YOUR OBJECTIVE » Leaving the pictures aside, return all of the data below exactly.

RECORD EXTRACTS »
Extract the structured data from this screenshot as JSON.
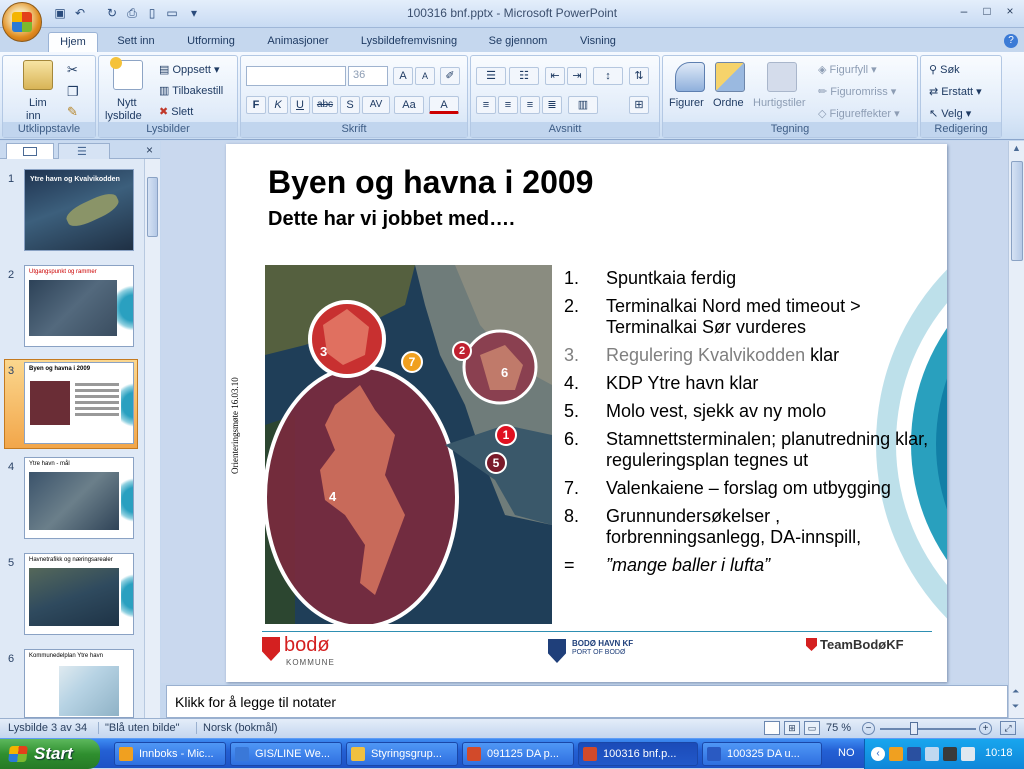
{
  "window": {
    "title": "100316 bnf.pptx - Microsoft PowerPoint",
    "controls": [
      "–",
      "□",
      "×"
    ]
  },
  "ribbon": {
    "tabs": [
      "Hjem",
      "Sett inn",
      "Utforming",
      "Animasjoner",
      "Lysbildefremvisning",
      "Se gjennom",
      "Visning"
    ],
    "groups": {
      "clipboard": {
        "label": "Utklippstavle",
        "paste_label_1": "Lim",
        "paste_label_2": "inn"
      },
      "slides": {
        "label": "Lysbilder",
        "new_1": "Nytt",
        "new_2": "lysbilde",
        "layout": "Oppsett",
        "reset": "Tilbakestill",
        "delete": "Slett"
      },
      "font": {
        "label": "Skrift",
        "size": "36",
        "bold": "F",
        "italic": "K",
        "underline": "U",
        "strike": "abc",
        "shadow": "S",
        "spacing": "AV",
        "case": "Aa",
        "grow": "A",
        "shrink": "A"
      },
      "paragraph": {
        "label": "Avsnitt"
      },
      "drawing": {
        "label": "Tegning",
        "shapes": "Figurer",
        "arrange": "Ordne",
        "quickstyles": "Hurtigstiler",
        "fill": "Figurfyll",
        "outline": "Figuromriss",
        "effects": "Figureffekter"
      },
      "editing": {
        "label": "Redigering",
        "find": "Søk",
        "replace": "Erstatt",
        "select": "Velg"
      }
    }
  },
  "thumbnails": [
    {
      "num": "1",
      "title": "Ytre havn og Kvalvikodden"
    },
    {
      "num": "2",
      "title": "Utgangspunkt og rammer"
    },
    {
      "num": "3",
      "title": "Byen og havna i 2009"
    },
    {
      "num": "4",
      "title": "Ytre havn - mål"
    },
    {
      "num": "5",
      "title": "Havnetrafikk og næringsarealer"
    },
    {
      "num": "6",
      "title": "Kommunedelplan Ytre havn"
    }
  ],
  "slide": {
    "title": "Byen og havna i 2009",
    "subtitle": "Dette har vi jobbet med….",
    "side_text": "Orienteringsmøte 16.03.10",
    "list": [
      {
        "n": "1.",
        "text": "Spuntkaia  ferdig",
        "color": "#000000"
      },
      {
        "n": "2.",
        "text": "Terminalkai Nord med timeout > Terminalkai Sør vurderes",
        "color": "#000000"
      },
      {
        "n": "3.",
        "text": "Regulering Kvalvikodden",
        "extra": " klar",
        "color": "#7f7f7f"
      },
      {
        "n": "4.",
        "text": "KDP Ytre havn klar",
        "color": "#000000"
      },
      {
        "n": "5.",
        "text": "Molo vest, sjekk av ny molo",
        "color": "#000000"
      },
      {
        "n": "6.",
        "text": "Stamnettsterminalen; planutredning klar, reguleringsplan tegnes ut",
        "color": "#000000"
      },
      {
        "n": "7.",
        "text": "Valenkaiene – forslag om utbygging",
        "color": "#000000"
      },
      {
        "n": "8.",
        "text": "Grunnundersøkelser , forbrenningsanlegg, DA-innspill,",
        "color": "#000000"
      },
      {
        "n": "=",
        "text": "”mange baller i lufta”",
        "color": "#000000",
        "italic": true
      }
    ],
    "map_markers": [
      "1",
      "2",
      "3",
      "4",
      "5",
      "6",
      "7"
    ],
    "logos": {
      "bodo": "bodø",
      "bodo_sub": "KOMMUNE",
      "havn": "BODØ HAVN KF",
      "havn_sub": "PORT OF BODØ",
      "team": "TeamBodøKF"
    }
  },
  "notes": {
    "placeholder": "Klikk for å legge til notater"
  },
  "status": {
    "slide": "Lysbilde 3 av 34",
    "theme": "\"Blå uten bilde\"",
    "language": "Norsk (bokmål)",
    "zoom": "75 %"
  },
  "taskbar": {
    "start": "Start",
    "tasks": [
      {
        "label": "Innboks - Mic...",
        "color": "#f0a020"
      },
      {
        "label": "GIS/LINE We...",
        "color": "#3a78d8"
      },
      {
        "label": "Styringsgrup...",
        "color": "#f0c040"
      },
      {
        "label": "091125 DA p...",
        "color": "#d24a2a"
      },
      {
        "label": "100316 bnf.p...",
        "color": "#d24a2a"
      },
      {
        "label": "100325 DA u...",
        "color": "#2a5ac2"
      }
    ],
    "lang": "NO",
    "clock": "10:18"
  }
}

WRITTEN SOLUTION »
Extract the structured data from this screenshot as JSON.
{
  "window": {
    "title": "100316 bnf.pptx - Microsoft PowerPoint",
    "controls": [
      "–",
      "□",
      "×"
    ]
  },
  "ribbon": {
    "tabs": [
      "Hjem",
      "Sett inn",
      "Utforming",
      "Animasjoner",
      "Lysbildefremvisning",
      "Se gjennom",
      "Visning"
    ],
    "groups": {
      "clipboard": {
        "label": "Utklippstavle",
        "paste_label_1": "Lim",
        "paste_label_2": "inn"
      },
      "slides": {
        "label": "Lysbilder",
        "new_1": "Nytt",
        "new_2": "lysbilde",
        "layout": "Oppsett",
        "reset": "Tilbakestill",
        "delete": "Slett"
      },
      "font": {
        "label": "Skrift",
        "size": "36",
        "bold": "F",
        "italic": "K",
        "underline": "U",
        "strike": "abc",
        "shadow": "S",
        "spacing": "AV",
        "case": "Aa",
        "grow": "A",
        "shrink": "A"
      },
      "paragraph": {
        "label": "Avsnitt"
      },
      "drawing": {
        "label": "Tegning",
        "shapes": "Figurer",
        "arrange": "Ordne",
        "quickstyles": "Hurtigstiler",
        "fill": "Figurfyll",
        "outline": "Figuromriss",
        "effects": "Figureffekter"
      },
      "editing": {
        "label": "Redigering",
        "find": "Søk",
        "replace": "Erstatt",
        "select": "Velg"
      }
    }
  },
  "thumbnails": [
    {
      "num": "1",
      "title": "Ytre havn og Kvalvikodden"
    },
    {
      "num": "2",
      "title": "Utgangspunkt og rammer"
    },
    {
      "num": "3",
      "title": "Byen og havna i 2009"
    },
    {
      "num": "4",
      "title": "Ytre havn - mål"
    },
    {
      "num": "5",
      "title": "Havnetrafikk og næringsarealer"
    },
    {
      "num": "6",
      "title": "Kommunedelplan Ytre havn"
    }
  ],
  "slide": {
    "title": "Byen og havna i 2009",
    "subtitle": "Dette har vi jobbet med….",
    "side_text": "Orienteringsmøte 16.03.10",
    "list": [
      {
        "n": "1.",
        "text": "Spuntkaia  ferdig",
        "color": "#000000"
      },
      {
        "n": "2.",
        "text": "Terminalkai Nord med timeout > Terminalkai Sør vurderes",
        "color": "#000000"
      },
      {
        "n": "3.",
        "text": "Regulering Kvalvikodden",
        "extra": " klar",
        "color": "#7f7f7f"
      },
      {
        "n": "4.",
        "text": "KDP Ytre havn klar",
        "color": "#000000"
      },
      {
        "n": "5.",
        "text": "Molo vest, sjekk av ny molo",
        "color": "#000000"
      },
      {
        "n": "6.",
        "text": "Stamnettsterminalen; planutredning klar, reguleringsplan tegnes ut",
        "color": "#000000"
      },
      {
        "n": "7.",
        "text": "Valenkaiene – forslag om utbygging",
        "color": "#000000"
      },
      {
        "n": "8.",
        "text": "Grunnundersøkelser , forbrenningsanlegg, DA-innspill,",
        "color": "#000000"
      },
      {
        "n": "=",
        "text": "”mange baller i lufta”",
        "color": "#000000",
        "italic": true
      }
    ],
    "map_markers": [
      "1",
      "2",
      "3",
      "4",
      "5",
      "6",
      "7"
    ],
    "logos": {
      "bodo": "bodø",
      "bodo_sub": "KOMMUNE",
      "havn": "BODØ HAVN KF",
      "havn_sub": "PORT OF BODØ",
      "team": "TeamBodøKF"
    }
  },
  "notes": {
    "placeholder": "Klikk for å legge til notater"
  },
  "status": {
    "slide": "Lysbilde 3 av 34",
    "theme": "\"Blå uten bilde\"",
    "language": "Norsk (bokmål)",
    "zoom": "75 %"
  },
  "taskbar": {
    "start": "Start",
    "tasks": [
      {
        "label": "Innboks - Mic...",
        "color": "#f0a020"
      },
      {
        "label": "GIS/LINE We...",
        "color": "#3a78d8"
      },
      {
        "label": "Styringsgrup...",
        "color": "#f0c040"
      },
      {
        "label": "091125 DA p...",
        "color": "#d24a2a"
      },
      {
        "label": "100316 bnf.p...",
        "color": "#d24a2a"
      },
      {
        "label": "100325 DA u...",
        "color": "#2a5ac2"
      }
    ],
    "lang": "NO",
    "clock": "10:18"
  }
}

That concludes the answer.